First, make sure you’re keeping any delta 8 carts in a cool, dry location without sunlight, and that you aren’t overheating the device. With this treatment, a 1-gram cart can last for several months of casual use. With moderate to frequent use, a 1-gram cart can be depleted in around two weeks or fewer. At a party with 20 people sharing a cart, it might not make it through the night.
To prevent your delta 8 cart from running out of distillate quickly, try sticking to shorter draws and low power settings. Pace yourself to avoid using more oil than you need.
Also, keep in mind that most users think delta 8 is milder than delta 9 THC. You might vape more delta 8 and still find it doesn’t produce the same kind of high.
Frustratingly, there’s more than one reason why a delta 8 cart may not be hitting. This includes clogs, reduced potency, incorrect device settings, and more. Here’s how you can identify and address some of the most common problems with delta 8 carts.
Many delta 8 cart clogs are a result of improper storage. On the bright side, this means that clogs are often preventable.

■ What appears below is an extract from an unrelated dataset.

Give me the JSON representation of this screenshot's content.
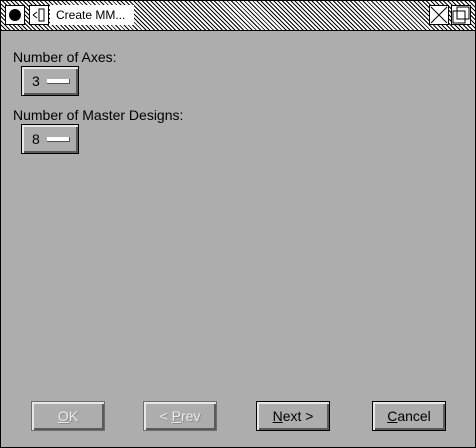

Store delta 8 carts in cool, dry places, either in a container designed for cart storage, or a confined space like a drawer. Keeping your carts upright can reduce the chance of a leak or clog developing.
Even allowing carts to sit around for months, untouched, can boost the clogging risk. Avoid purchasing carts unless you plan to break them out in the near future.
An increased risk of clogging also comes with low-quality oils and distillates. Before purchasing any delta 8 cart, make sure to do your research about the brand and listen to what other consumers have to say. In the world of hemp and cannabis, it’s never a wise decision to go with the cheapest product you can find. This often points to poor quality.
To tackle a clog that has already occurred, start by checking for some of the most common issues.
For more information on unclogging your cart, check out our dedicated article.
A burnt delta 8 cart can occur due to high voltage settings, draws of three seconds or more, or improper storage.
This may also be due to chamber flooding, which is a severe (but not irreversible) clog. When the chamber of your cart has flooded, the coil isn’t able to heat correctly. Despite the burnt taste and smell, you’ll actually see a sharp decrease in vapor production, because the coil is essentially submerged in oil.
Most of the time, bubbles in your delta 8 cart aren’t an issue. Of course, if you’re seeing this in conjunction with other issues, excessive bubbles could point to a low-quality cart—or to users who draw way too hard on their carts.
Bubbles may pop on their own eventually, but delta 8 is thick, and bubbles may not pop naturally. To speed up the process, try shaking the cart repeatedly or warming your cart with a hair dryer on the lowest setting. Avoid this method if your cart is made of plastic, as this could lead to melting.
Delta 8 didn’t skyrocket to popularity without reason. It’s a great substitute for delta 9 in states without legal marijuana, and a more relaxed high for anyone looking for one. As long as you’re purchasing delta 8 carts from a trusted seller, this cannabinoid is a great alternative for those who want to steer clear of delta 9 THC’s more intense effects.